Part V takes us from the banks of the Thames through to the streets and by-ways of London itself. The Lady announces herself as a seller of lavender and addresses the sea captain from Part IV. This address turns out to be an extended reverie on London, its history and its traditions in what is probably the most lyrical and entrancing part of the poem. This is followed by another seafaring monologue.
Jones ws born in London although his father was Welsh and he clearly had a deep affection for both of these elements in his ancestry. 'The Lady of the Pool' demonstrates this in a number of words and Jone's notes provide some of the clearer rationale for the work as a whole.
Other David Jones pages.
These lines are from the opening part of this section- the 'he'referred to is the captain from pt 4:
Did he ever walk the twenty-six wards of the city, within and extra, did he cast his nautic eye on her clear and lusty under kell in the troia'd lanes of the city? And was it but a month and less from the septimal month and did he hear, seemingly intuned in East-Seaxna nasal (whose nestle-cock polis but theirs knows the sweet gag and in what urbs would he hear it if not in Belin's oppidum, the greatest burh in nordlands?
I don't want to dwell on the definition and meaning of the difficult names and Latin words in the above but to look at the extended note that Jones provides for 'East-Seaxna' because it appears to provide a deeper foundation for 'The Anathemata' as a whole. In his introduction Jones makes clear his intention to describe elements of cultural signs and deposits that have built up through history but here he seems to go one step further:
East-Seaxna, 'of the East Saxons', pronounced a-ahst sa-ahz-nah. Cf. the theory tht the cockney intonation derives from that of the English people of Essex; London being their capital just as it was associated with the Trinobantian Britons before them, whose tribl commune Caesar referred to as civitas Trinobantum. In this factual community-name we have the origin of the legendary city of Trinovntum or Troy Novant, which the work of Geoffrey of Monmouth made an integrl part of our national mythological deposit, whereby, through the Trojan, Brute, of the line of Aeneas, Venus and Jove, our tradition is linked with all that that succession can be made to signify; and seeing what we owe to all that, the myth proposes for our acceptance a truth more real than the historic facts alone discover.

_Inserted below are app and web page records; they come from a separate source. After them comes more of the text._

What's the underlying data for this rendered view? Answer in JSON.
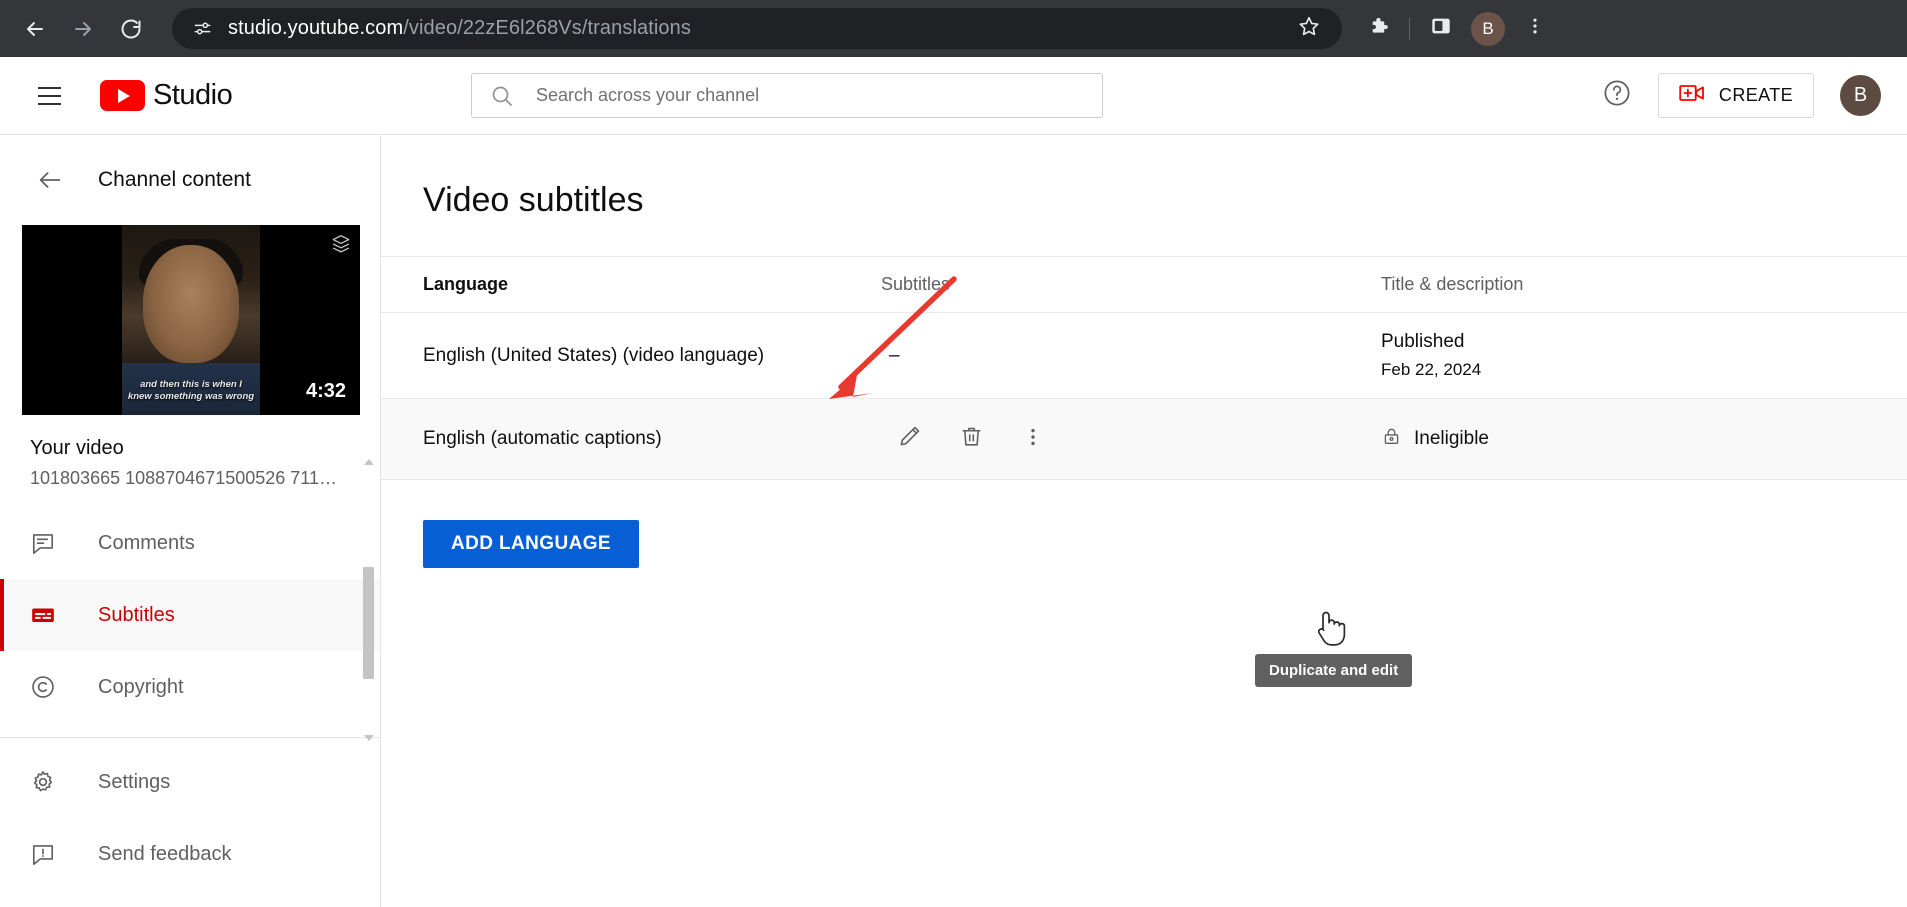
{
  "browser": {
    "back_icon": "back-arrow-icon",
    "forward_icon": "forward-arrow-icon",
    "reload_icon": "reload-icon",
    "site_info_icon": "site-settings-icon",
    "url_domain": "studio.youtube.com",
    "url_path": "/video/22zE6l268Vs/translations",
    "bookmark_icon": "star-icon",
    "extensions_icon": "puzzle-piece-icon",
    "side_panel_icon": "side-panel-icon",
    "profile_initial": "B",
    "menu_icon": "three-dot-menu-icon",
    "toolbar_bg": "#35363a",
    "omnibox_bg": "#202124"
  },
  "header": {
    "menu_icon": "hamburger-menu-icon",
    "logo_text": "Studio",
    "logo_color": "#ff0000",
    "search_placeholder": "Search across your channel",
    "search_value": "",
    "search_icon": "search-icon",
    "help_icon": "help-question-icon",
    "create_label": "CREATE",
    "create_icon": "create-video-icon",
    "avatar_initial": "B"
  },
  "sidebar": {
    "back_icon": "back-arrow-icon",
    "back_label": "Channel content",
    "thumbnail": {
      "caption_line1": "and then this is when I",
      "caption_line2": "knew something was wrong",
      "duration": "4:32",
      "badge_icon": "stack-layers-icon"
    },
    "video_name": "Your video",
    "video_id": "101803665 1088704671500526 711…",
    "items": [
      {
        "label": "Comments",
        "icon": "comment-icon",
        "name": "sidebar-item-comments",
        "active": false
      },
      {
        "label": "Subtitles",
        "icon": "subtitles-icon",
        "name": "sidebar-item-subtitles",
        "active": true
      },
      {
        "label": "Copyright",
        "icon": "copyright-icon",
        "name": "sidebar-item-copyright",
        "active": false
      }
    ],
    "footer_items": [
      {
        "label": "Settings",
        "icon": "gear-icon",
        "name": "sidebar-item-settings"
      },
      {
        "label": "Send feedback",
        "icon": "send-feedback-icon",
        "name": "sidebar-item-send-feedback"
      }
    ],
    "active_color": "#cc0000"
  },
  "main": {
    "page_title": "Video subtitles",
    "table": {
      "headers": {
        "language": "Language",
        "subtitles": "Subtitles",
        "title_description": "Title & description"
      },
      "rows": [
        {
          "language": "English (United States) (video language)",
          "subtitles": "–",
          "status_main": "Published",
          "status_sub": "Feb 22, 2024"
        },
        {
          "language": "English (automatic captions)",
          "subtitles": "",
          "status_main": "Ineligible",
          "status_icon": "lock-icon",
          "actions": [
            {
              "icon": "pencil-edit-icon",
              "name": "duplicate-and-edit-button"
            },
            {
              "icon": "trash-delete-icon",
              "name": "delete-button"
            },
            {
              "icon": "three-dot-menu-icon",
              "name": "more-options-button"
            }
          ]
        }
      ]
    },
    "add_language_label": "ADD LANGUAGE",
    "add_language_color": "#065fd4",
    "tooltip_text": "Duplicate and edit",
    "tooltip_bg": "#606060",
    "annotation_arrow_color": "#e8392f"
  }
}
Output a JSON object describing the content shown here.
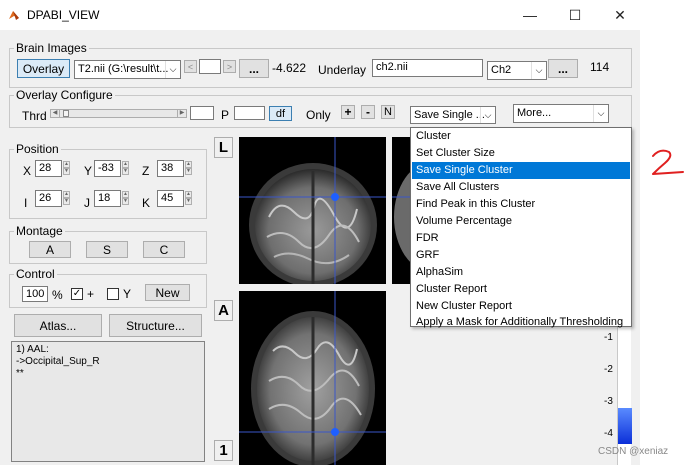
{
  "window": {
    "title": "DPABI_VIEW",
    "minimize": "—",
    "maximize": "☐",
    "close": "✕"
  },
  "brain_images": {
    "title": "Brain Images",
    "overlay_button": "Overlay",
    "overlay_file": "T2.nii (G:\\result\\t...",
    "prev": "<",
    "next": ">",
    "browse": "...",
    "value": "-4.622",
    "underlay_label": "Underlay",
    "underlay_file": "ch2.nii",
    "underlay_combo": "Ch2",
    "underlay_browse": "...",
    "number": "114"
  },
  "overlay_configure": {
    "title": "Overlay Configure",
    "thrd_label": "Thrd",
    "p_label": "P",
    "df_button": "df",
    "only_label": "Only",
    "plus": "+",
    "minus": "-",
    "n": "N",
    "cluster_combo": "Save Single ...",
    "more_combo": "More..."
  },
  "cluster_menu": {
    "items": [
      "Cluster",
      "Set Cluster Size",
      "Save Single Cluster",
      "Save All Clusters",
      "Find Peak in this Cluster",
      "Volume Percentage",
      "FDR",
      "GRF",
      "AlphaSim",
      "Cluster Report",
      "New Cluster Report",
      "Apply a Mask for Additionally Thresholding"
    ],
    "selected_index": 2
  },
  "position": {
    "title": "Position",
    "x_label": "X",
    "x_value": "28",
    "y_label": "Y",
    "y_value": "-83",
    "z_label": "Z",
    "z_value": "38",
    "i_label": "I",
    "i_value": "26",
    "j_label": "J",
    "j_value": "18",
    "k_label": "K",
    "k_value": "45"
  },
  "montage": {
    "title": "Montage",
    "a": "A",
    "s": "S",
    "c": "C"
  },
  "control": {
    "title": "Control",
    "zoom": "100",
    "percent": "%",
    "plus_check": "+",
    "plus_checked": "✓",
    "y_check": "Y",
    "new_button": "New"
  },
  "atlas_button": "Atlas...",
  "structure_button": "Structure...",
  "info": {
    "line1": "1) AAL:",
    "line2": "->Occipital_Sup_R",
    "line3": "**"
  },
  "view_labels": {
    "left": "L",
    "anterior": "A",
    "one": "1"
  },
  "colorbar": {
    "ticks": [
      "-1",
      "-2",
      "-3",
      "-4"
    ],
    "accent": "#0078d7"
  },
  "annotation": "2",
  "watermark": "CSDN @xeniaz"
}
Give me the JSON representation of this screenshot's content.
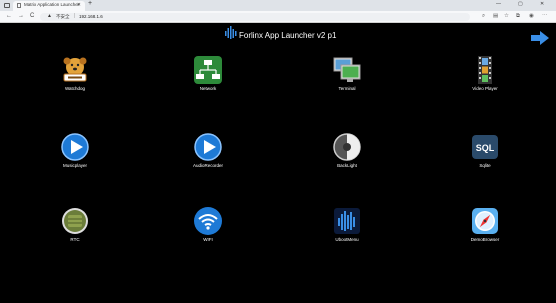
{
  "browser": {
    "tab_title": "Matrix Application Launcher",
    "tab_close": "✕",
    "new_tab": "+",
    "minimize": "—",
    "maximize": "▢",
    "close": "✕",
    "back": "←",
    "forward": "→",
    "reload": "C",
    "security_icon": "warning-triangle",
    "security_label": "不安全",
    "address": "192.168.1.6"
  },
  "page": {
    "title": "Forlinx App Launcher v2 p1",
    "next_icon": "right-arrow"
  },
  "apps": [
    {
      "label": "Watchdog",
      "icon": "watchdog-dog"
    },
    {
      "label": "Network",
      "icon": "network"
    },
    {
      "label": "Terminal",
      "icon": "terminal-monitors"
    },
    {
      "label": "Video Player",
      "icon": "film-strip"
    },
    {
      "label": "Musicplayer",
      "icon": "play-circle"
    },
    {
      "label": "AudioRecorder",
      "icon": "play-circle"
    },
    {
      "label": "BackLight",
      "icon": "backlight-dial"
    },
    {
      "label": "Sqlite",
      "icon": "sql"
    },
    {
      "label": "RTC",
      "icon": "rtc-chip"
    },
    {
      "label": "WIFI",
      "icon": "wifi"
    },
    {
      "label": "UbootMenu",
      "icon": "uboot-bars"
    },
    {
      "label": "DemoBrowser",
      "icon": "compass"
    }
  ],
  "colors": {
    "background": "#000000",
    "accent_blue": "#3a8ee6"
  }
}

Geoffrey of Monmouth is a frequent point of reference and his assertion of our Trojan origins did become an integral part of the English foundation myth, it is also reasonable to assume some link between the cockney and Essex accents. The (to me) surprising aspect of this is Jones' forthright claim that myth can 'propose for our acceptance' a truth that is more authentic and genuine than the historical record. This would seem to move the role of the poet that Jones describes in his introduction way from the bearer of signs and deposits to the bringer of this deeper truth by means of those deposits. What is odd / puzzling about this quite clear assertion is that there isn't an indication of it in Jones' introduction yet it might provide us with a 'key' to understanding the work as a whole. The assertion isn't without its problems but it does seem to fit with Jones view of the ongoing reality of the Catholic Mass and its associated liturgy.
It's also worth thinking bout the fact that this prticulr spect of our national mythology disappered from our popular culture a couple of centuries ago and for that reason we may not be able to provide that acceptance. The rgument crries greater force with the myths and deposits that still have some currency- the Arthurian legend, for exmple, may be said to 'live on' in our national psyche.
There is a strong nauticl theme running through 'The Anathemata' and this can be read as an expression of our national identity nd the fact that the British Empire was made possible by our naval supremacy. This deep vein is in evidence today with successive governments of either hue being prepared to waste huge amounts of cash on aircraft carriers and nuclear submarines as if we still had a major role to ply in world affairs.
The return to the seafaring theme in part V also provides Jones with an opportunity to point to spiritul connotation:
We won't speak of her top-hamper nor the aspect of her dear, gay garnishings but sweet Christ's dear Tree! her cordage!! how does it stand to stay? how does it run to brace or lift or hale?
The first two lines are glossed with:
'Top-hamper' today is usually restricted in use to the light upper sails and rigging, but historically it can mean any weight or encumbrance above deck. In my text it is used of the built-up superstructures of medieval and later ships, the decorations of which were termed 'garnishings'.
It is said that seamen and shipwrights both resisted the disuse of garnishings which eighteenth century utility demanded. Behind a natural dislike of change and a proper love of decoration there were still deeper, if unconscious, reasons. It is significant that the figure-head was still for so long retained; for in remote antiquity the presiding genius of the vessel had her 'chapel' in the bows, and gain the stern had eqully sacred associations as the place of command, helm and ensign.
This may be pushing things a bit far and may say more about me than it does about the poem but could these sacred connotations turn the ship into vehicle for religious fith and practice? The poem starts with the Last Supper which took place in an upper room and Jones equates the main mast with the Cross- could the sea journey be seen as a way of transporting (for the want of a better word) the Eucharist through the world just as the Mass re-enacts the same event?